So has Pioli made some mistakes? Definitely. However, I think its undeniable that this team is SO much better now from top to bottom. Keep in mind the 2-14 team he took over just went 7-9 and missed winning the division by one blocked FG despite losing arguably their most talented players on both sides of the ball, firing their head coach mid season, and starting Tyler Palko at QB for 4 games. If that’s not a sign of overall improvement, I’m not sure what is. So if we’re going to call him out for his mistakes (and I’ve admitted there have been some) it seems we should also give him credit for what he has done well.
You’ll notice I haven’t talked at all about the entire “Arrowheadgate” situation and Pioli’s controlling nature. That’s because I have no idea what to make of it. Could Pioli be a completely overbearing jerk who is making the Chiefs organization a horrible place to work for no good reason? Yes. Could he just be a really demanding boss who is pushing his employees to get the best out of them and firing people who he feels aren’t doing their job? Yes. Personally, I’ll judge him by the success of the football team because its the only place where I can judge with my own two eyes and not rely on second-hand opinions.

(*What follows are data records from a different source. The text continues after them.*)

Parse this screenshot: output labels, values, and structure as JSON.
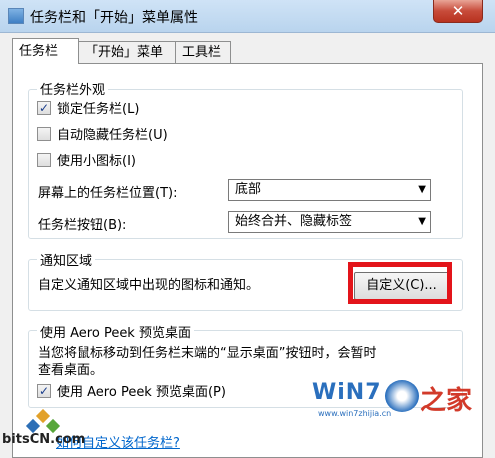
{
  "window": {
    "title": "任务栏和「开始」菜单属性",
    "close_label": "✕"
  },
  "tabs": [
    {
      "label": "任务栏"
    },
    {
      "label": "「开始」菜单"
    },
    {
      "label": "工具栏"
    }
  ],
  "appearance": {
    "title": "任务栏外观",
    "lock": {
      "label": "锁定任务栏(L)",
      "checked": true
    },
    "autohide": {
      "label": "自动隐藏任务栏(U)",
      "checked": false
    },
    "small_icons": {
      "label": "使用小图标(I)",
      "checked": false
    },
    "position_label": "屏幕上的任务栏位置(T):",
    "position_value": "底部",
    "buttons_label": "任务栏按钮(B):",
    "buttons_value": "始终合并、隐藏标签"
  },
  "notify": {
    "title": "通知区域",
    "desc": "自定义通知区域中出现的图标和通知。",
    "customize_label": "自定义(C)..."
  },
  "peek": {
    "title": "使用 Aero Peek 预览桌面",
    "desc_line1": "当您将鼠标移动到任务栏末端的“显示桌面”按钮时，会暂时",
    "desc_line2": "查看桌面。",
    "checkbox": {
      "label": "使用 Aero Peek 预览桌面(P)",
      "checked": true
    }
  },
  "link": {
    "label": "如何自定义该任务栏?"
  },
  "watermarks": {
    "win7": "WiN7",
    "url": "www.win7zhijia.cn",
    "jia": "之家",
    "bits": "bitsCN.com"
  },
  "colors": {
    "highlight": "#e3141a",
    "link": "#0066cc"
  }
}
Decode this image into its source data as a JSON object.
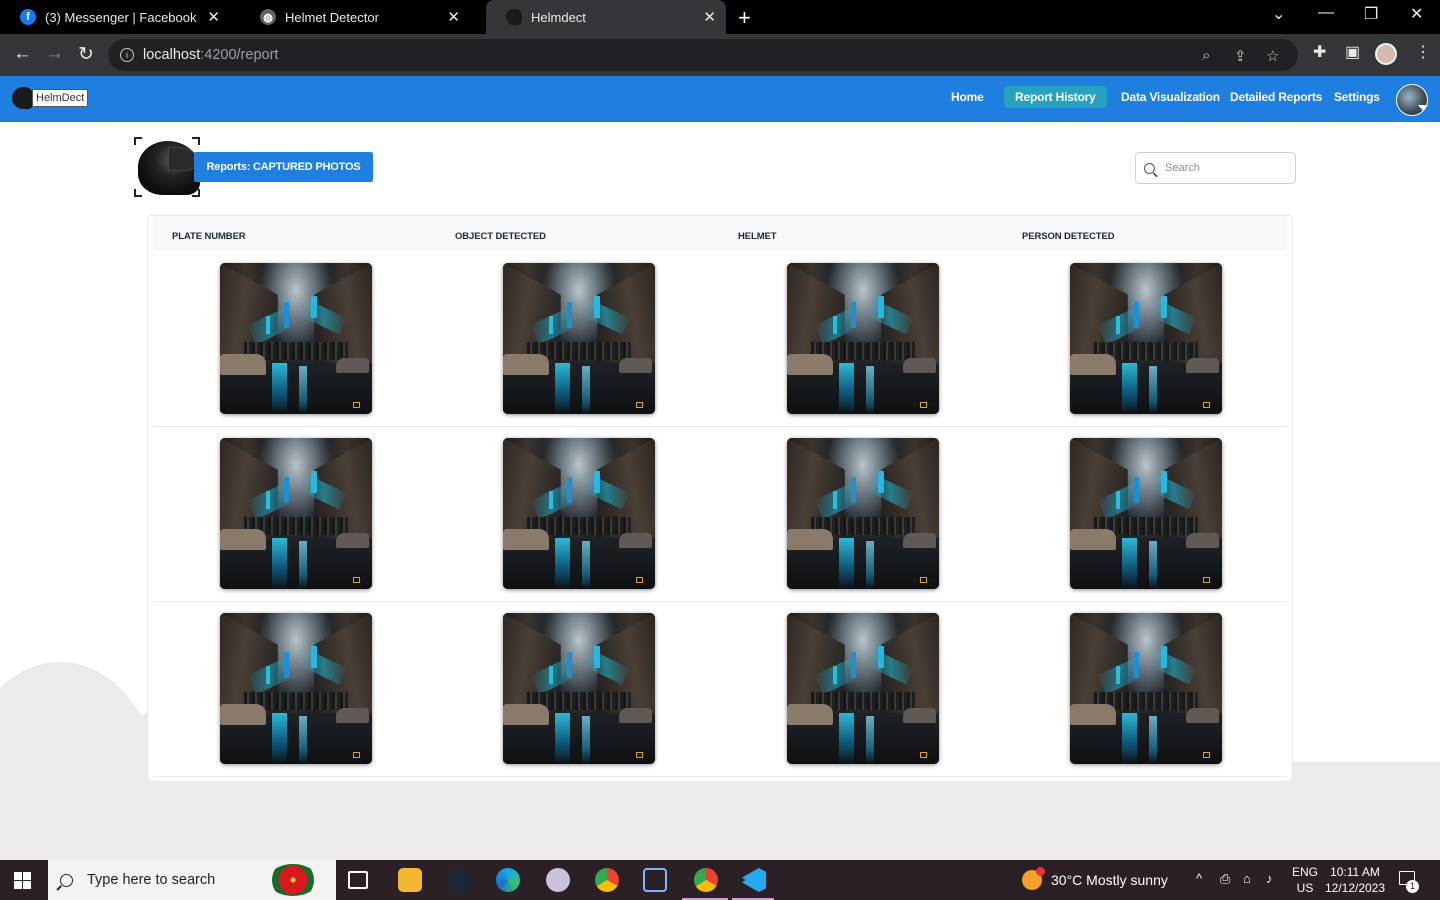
{
  "browser": {
    "tabs": [
      {
        "title": "(3) Messenger | Facebook",
        "icon": "facebook-icon"
      },
      {
        "title": "Helmet Detector",
        "icon": "globe-icon"
      },
      {
        "title": "Helmdect",
        "icon": "helmet-icon"
      }
    ],
    "url_host": "localhost",
    "url_path": ":4200/report"
  },
  "app": {
    "logo_text": "HelmDect",
    "nav": [
      {
        "label": "Home"
      },
      {
        "label": "Report History"
      },
      {
        "label": "Data Visualization"
      },
      {
        "label": "Detailed Reports"
      },
      {
        "label": "Settings"
      }
    ],
    "active_nav": "Report History"
  },
  "report": {
    "title": "Reports: CAPTURED PHOTOS",
    "search_placeholder": "Search",
    "columns": [
      "PLATE NUMBER",
      "OBJECT DETECTED",
      "HELMET",
      "PERSON DETECTED"
    ],
    "rows": [
      {
        "plate_number": "captured-photo",
        "object_detected": "captured-photo",
        "helmet": "captured-photo",
        "person_detected": "captured-photo"
      },
      {
        "plate_number": "captured-photo",
        "object_detected": "captured-photo",
        "helmet": "captured-photo",
        "person_detected": "captured-photo"
      },
      {
        "plate_number": "captured-photo",
        "object_detected": "captured-photo",
        "helmet": "captured-photo",
        "person_detected": "captured-photo"
      }
    ]
  },
  "taskbar": {
    "search_text": "Type here to search",
    "weather": "30°C  Mostly sunny",
    "lang_line1": "ENG",
    "lang_line2": "US",
    "time": "10:11 AM",
    "date": "12/12/2023",
    "notification_count": "1"
  },
  "colors": {
    "header_blue": "#1e7fe0",
    "active_nav_teal": "#26a1c0",
    "taskbar": "#2a2026"
  }
}
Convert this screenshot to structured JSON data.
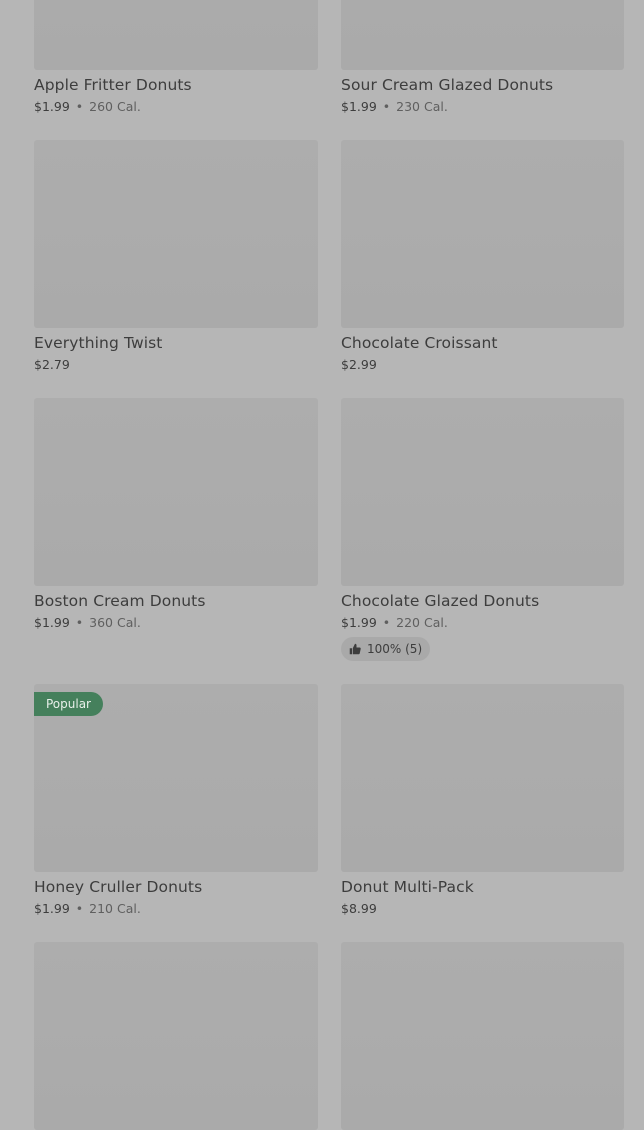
{
  "items": [
    {
      "name": "Apple Fritter Donuts",
      "price": "$1.99",
      "sep": "•",
      "calories": "260 Cal."
    },
    {
      "name": "Sour Cream Glazed Donuts",
      "price": "$1.99",
      "sep": "•",
      "calories": "230 Cal."
    },
    {
      "name": "Everything Twist",
      "price": "$2.79"
    },
    {
      "name": "Chocolate Croissant",
      "price": "$2.99"
    },
    {
      "name": "Boston Cream Donuts",
      "price": "$1.99",
      "sep": "•",
      "calories": "360 Cal."
    },
    {
      "name": "Chocolate Glazed Donuts",
      "price": "$1.99",
      "sep": "•",
      "calories": "220 Cal.",
      "rating": "100% (5)"
    },
    {
      "name": "Honey Cruller Donuts",
      "price": "$1.99",
      "sep": "•",
      "calories": "210 Cal.",
      "badge": "Popular"
    },
    {
      "name": "Donut Multi-Pack",
      "price": "$8.99"
    }
  ],
  "icons": {
    "rating_icon": "thumbs-up-icon"
  },
  "colors": {
    "badge_bg": "#45805c",
    "overlay": "#b6b6b6"
  }
}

Not getting Peyton Manning to even come for a visit was a strike against, but getting a player like Winston to stick around that long and eventually sign is a mark in his favor. And so it goes with Scott Pioli.
Okay, Addicts, I know this is a subject of great debate between the so called “homers” and “haters.” Have I been fair in my assessment? I tried to be as objective as possible. How do you feel our owner and GM should be viewed when you look at their entire body of work in KC? Do you have hope for the future with these two in charge? Has this off season changed your view of one or both of these men? I’d love to hear your thoughts so feel free to cut loose in the comments section.
As always, thanks for reading and GO CHIEFS!!!!!!!!!!!!!!!